Drop every image, then reproduce the data exactly as given.
Top of Records shown
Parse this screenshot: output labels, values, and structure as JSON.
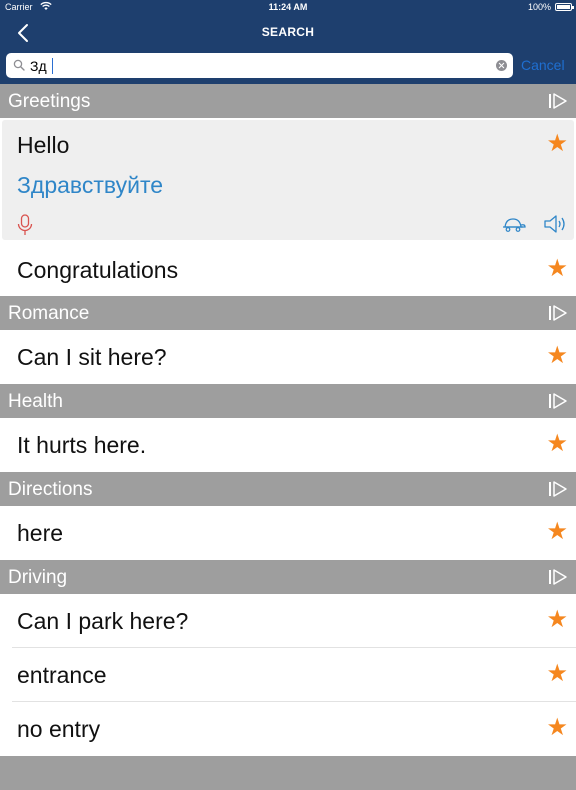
{
  "status_bar": {
    "carrier": "Carrier",
    "time": "11:24 AM",
    "battery": "100%"
  },
  "nav": {
    "title": "SEARCH"
  },
  "search": {
    "value": "Зд",
    "cancel_label": "Cancel"
  },
  "colors": {
    "nav_background": "#1e3f6e",
    "section_background": "#9e9e9e",
    "accent_star": "#f5871f",
    "translation": "#2f86c8",
    "mic": "#d9534f",
    "link": "#1f6fd1"
  },
  "sections": [
    {
      "title": "Greetings",
      "expanded": {
        "phrase": "Hello",
        "translation": "Здравствуйте"
      },
      "items": [
        "Congratulations"
      ]
    },
    {
      "title": "Romance",
      "items": [
        "Can I sit here?"
      ]
    },
    {
      "title": "Health",
      "items": [
        "It hurts here."
      ]
    },
    {
      "title": "Directions",
      "items": [
        "here"
      ]
    },
    {
      "title": "Driving",
      "items": [
        "Can I park here?",
        "entrance",
        "no entry"
      ]
    }
  ]
}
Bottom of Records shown
**Completed exercise**
Parse this screenshot: output labels, values, and structure as JSON.
{
  "status_bar": {
    "carrier": "Carrier",
    "time": "11:24 AM",
    "battery": "100%"
  },
  "nav": {
    "title": "SEARCH"
  },
  "search": {
    "value": "Зд",
    "cancel_label": "Cancel"
  },
  "colors": {
    "nav_background": "#1e3f6e",
    "section_background": "#9e9e9e",
    "accent_star": "#f5871f",
    "translation": "#2f86c8",
    "mic": "#d9534f",
    "link": "#1f6fd1"
  },
  "sections": [
    {
      "title": "Greetings",
      "expanded": {
        "phrase": "Hello",
        "translation": "Здравствуйте"
      },
      "items": [
        "Congratulations"
      ]
    },
    {
      "title": "Romance",
      "items": [
        "Can I sit here?"
      ]
    },
    {
      "title": "Health",
      "items": [
        "It hurts here."
      ]
    },
    {
      "title": "Directions",
      "items": [
        "here"
      ]
    },
    {
      "title": "Driving",
      "items": [
        "Can I park here?",
        "entrance",
        "no entry"
      ]
    }
  ]
}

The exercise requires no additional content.